As they plant, they level out the soil. Next, they mulch to a depth of 6-8 inches with chopped leaves, which act as insulation for the winter but also provide excellent weed control. In late February the garlic begins to pop up through those leaves.
Harkrider applies a top dressing of a foliar fertilizer in late April to early May, which helps to give the bulbs a little more size. In late May, hard-necked garlic starts sending up a stem, called a scape, from the leaf whorl. When that gets up about 10-18-inches tall and coils, Harkrider trims it off.

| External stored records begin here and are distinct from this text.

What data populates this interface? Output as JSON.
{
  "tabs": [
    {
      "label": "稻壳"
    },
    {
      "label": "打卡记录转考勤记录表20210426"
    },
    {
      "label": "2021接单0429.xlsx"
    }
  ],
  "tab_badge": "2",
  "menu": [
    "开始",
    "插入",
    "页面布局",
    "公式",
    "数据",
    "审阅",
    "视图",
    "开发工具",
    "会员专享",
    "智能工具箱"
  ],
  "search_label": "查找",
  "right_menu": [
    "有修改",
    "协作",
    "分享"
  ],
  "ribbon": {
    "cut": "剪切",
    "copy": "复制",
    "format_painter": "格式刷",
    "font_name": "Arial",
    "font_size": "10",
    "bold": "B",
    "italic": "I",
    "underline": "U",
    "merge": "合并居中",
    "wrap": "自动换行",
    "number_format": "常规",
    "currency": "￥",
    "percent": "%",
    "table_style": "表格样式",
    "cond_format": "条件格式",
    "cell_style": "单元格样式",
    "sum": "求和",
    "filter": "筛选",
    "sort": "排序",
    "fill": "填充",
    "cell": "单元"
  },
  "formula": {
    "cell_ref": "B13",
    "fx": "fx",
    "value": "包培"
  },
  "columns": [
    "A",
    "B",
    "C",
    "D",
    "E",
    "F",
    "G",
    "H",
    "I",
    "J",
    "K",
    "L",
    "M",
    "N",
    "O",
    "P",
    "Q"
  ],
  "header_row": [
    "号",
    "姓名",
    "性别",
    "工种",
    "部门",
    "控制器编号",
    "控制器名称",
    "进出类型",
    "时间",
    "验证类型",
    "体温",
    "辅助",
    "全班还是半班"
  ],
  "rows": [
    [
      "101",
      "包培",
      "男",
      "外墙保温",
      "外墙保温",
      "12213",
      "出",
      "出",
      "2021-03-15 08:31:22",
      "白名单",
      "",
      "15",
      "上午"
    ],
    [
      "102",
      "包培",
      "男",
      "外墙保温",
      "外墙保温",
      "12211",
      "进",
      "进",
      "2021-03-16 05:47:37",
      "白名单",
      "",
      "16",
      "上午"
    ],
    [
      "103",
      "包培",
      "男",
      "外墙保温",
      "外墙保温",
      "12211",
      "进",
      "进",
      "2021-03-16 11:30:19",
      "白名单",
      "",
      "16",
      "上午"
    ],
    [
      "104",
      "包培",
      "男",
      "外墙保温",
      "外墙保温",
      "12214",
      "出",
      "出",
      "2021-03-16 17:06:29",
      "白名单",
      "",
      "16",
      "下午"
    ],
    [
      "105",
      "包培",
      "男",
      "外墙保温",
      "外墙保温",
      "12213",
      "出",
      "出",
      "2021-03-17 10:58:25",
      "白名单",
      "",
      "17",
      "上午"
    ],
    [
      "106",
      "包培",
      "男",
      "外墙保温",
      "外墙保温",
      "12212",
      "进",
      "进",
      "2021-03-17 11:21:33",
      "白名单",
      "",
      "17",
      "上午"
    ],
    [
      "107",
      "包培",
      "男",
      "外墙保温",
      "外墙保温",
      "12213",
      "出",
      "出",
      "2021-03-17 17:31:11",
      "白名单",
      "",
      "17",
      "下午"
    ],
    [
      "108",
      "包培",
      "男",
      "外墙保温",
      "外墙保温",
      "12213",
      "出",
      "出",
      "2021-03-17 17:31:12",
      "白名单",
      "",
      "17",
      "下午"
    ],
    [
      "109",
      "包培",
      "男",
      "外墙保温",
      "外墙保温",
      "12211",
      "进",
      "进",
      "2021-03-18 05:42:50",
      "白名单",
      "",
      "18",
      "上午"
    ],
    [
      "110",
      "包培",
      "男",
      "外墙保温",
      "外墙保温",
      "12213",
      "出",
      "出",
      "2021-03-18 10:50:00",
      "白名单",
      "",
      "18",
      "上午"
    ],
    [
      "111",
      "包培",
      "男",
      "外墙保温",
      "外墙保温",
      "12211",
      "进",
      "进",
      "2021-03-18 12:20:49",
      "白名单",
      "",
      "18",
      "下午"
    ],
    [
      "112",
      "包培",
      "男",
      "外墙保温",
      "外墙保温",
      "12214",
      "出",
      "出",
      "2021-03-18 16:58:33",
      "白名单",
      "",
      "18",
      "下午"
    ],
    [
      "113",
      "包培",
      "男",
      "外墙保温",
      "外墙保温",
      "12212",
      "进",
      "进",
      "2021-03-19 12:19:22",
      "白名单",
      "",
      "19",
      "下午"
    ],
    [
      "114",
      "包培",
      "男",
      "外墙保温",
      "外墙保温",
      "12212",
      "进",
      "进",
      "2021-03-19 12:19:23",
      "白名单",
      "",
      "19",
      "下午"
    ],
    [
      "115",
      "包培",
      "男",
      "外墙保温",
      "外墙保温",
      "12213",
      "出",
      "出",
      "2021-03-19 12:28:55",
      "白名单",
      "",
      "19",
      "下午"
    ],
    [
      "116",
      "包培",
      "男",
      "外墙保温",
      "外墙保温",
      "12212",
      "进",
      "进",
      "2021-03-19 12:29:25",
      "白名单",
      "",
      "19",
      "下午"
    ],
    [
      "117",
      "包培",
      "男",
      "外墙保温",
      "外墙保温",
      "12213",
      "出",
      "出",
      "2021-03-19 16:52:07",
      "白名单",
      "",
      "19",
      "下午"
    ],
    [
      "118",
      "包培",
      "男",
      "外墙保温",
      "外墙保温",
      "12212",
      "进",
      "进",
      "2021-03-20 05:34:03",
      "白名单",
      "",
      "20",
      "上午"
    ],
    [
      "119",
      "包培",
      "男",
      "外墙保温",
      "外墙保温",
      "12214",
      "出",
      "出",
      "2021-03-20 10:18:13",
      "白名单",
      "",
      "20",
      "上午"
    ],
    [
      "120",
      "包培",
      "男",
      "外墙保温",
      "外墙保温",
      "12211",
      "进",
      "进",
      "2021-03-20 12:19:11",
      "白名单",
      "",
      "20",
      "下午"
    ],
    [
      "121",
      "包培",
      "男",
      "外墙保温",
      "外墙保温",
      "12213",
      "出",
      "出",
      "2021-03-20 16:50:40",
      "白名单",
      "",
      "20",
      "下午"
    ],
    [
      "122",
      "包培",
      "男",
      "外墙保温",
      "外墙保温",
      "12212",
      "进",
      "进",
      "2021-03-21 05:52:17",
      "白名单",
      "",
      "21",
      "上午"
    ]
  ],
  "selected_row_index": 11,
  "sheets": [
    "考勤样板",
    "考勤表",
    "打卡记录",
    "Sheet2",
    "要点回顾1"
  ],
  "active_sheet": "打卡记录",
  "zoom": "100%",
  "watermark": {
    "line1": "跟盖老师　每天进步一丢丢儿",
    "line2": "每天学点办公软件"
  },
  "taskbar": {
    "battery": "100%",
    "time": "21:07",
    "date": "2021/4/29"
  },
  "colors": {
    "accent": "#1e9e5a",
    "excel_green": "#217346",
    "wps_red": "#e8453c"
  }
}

“I market that scape because it is a delicious, green garlic vegetable, like a green onion in some ways, Harkrider said. “Since we have several varieties, we have about a three-week window at market when we have garlic scapes. It is a short-season thing but people look forward to them.”
Harkrider will harvest the garlic around the Fourth of July. If the “family crew” is available, two people will be digging and pulling. When the soil is ideal, they can just pull the garlic. If it’s more firm, they use forks to loosen it.
They wash the garlic and spread it out on greenhouse benches to dry. It takes about three weeks to cure. Harkrider trims the roots and the tops. He grows six varieties of hard-necked garlic and has a pattern for cutting the tops.
“I do a short, medium and long length of the stem, and a flat or angled cut,” he said. “So I have short stems, flat and angled, also medium, and long stems, flat and angled. That way I can tell them all apart. I can take a tub full of all the varieties mixed, dump it on the ground, and I know exactly what I’ve got.”
Harkrider will have garlic at market about three weeks after harvest. They keep the largest individual bulbs as seed stock for next year’s crop.
“We have been selling at the Oxford Farmers Market since 2014 and we have a following. People are asking me in February when the garlic is going to be here.”
The family markets their garlic using the “no guess garlic grader.” It is a wedge-shaped implement; you slide the garlic in, and where it stops, indicating size, that’s the price.
“Craig brings a variety of things to the market; garlic is his specialty,” said Larry Slocum, market manager. “But what he really brings is, he will sell you five bulbs of garlic and he’ll give you a $15 tutorial for free. People love him for it. He just loves talking about garlic.”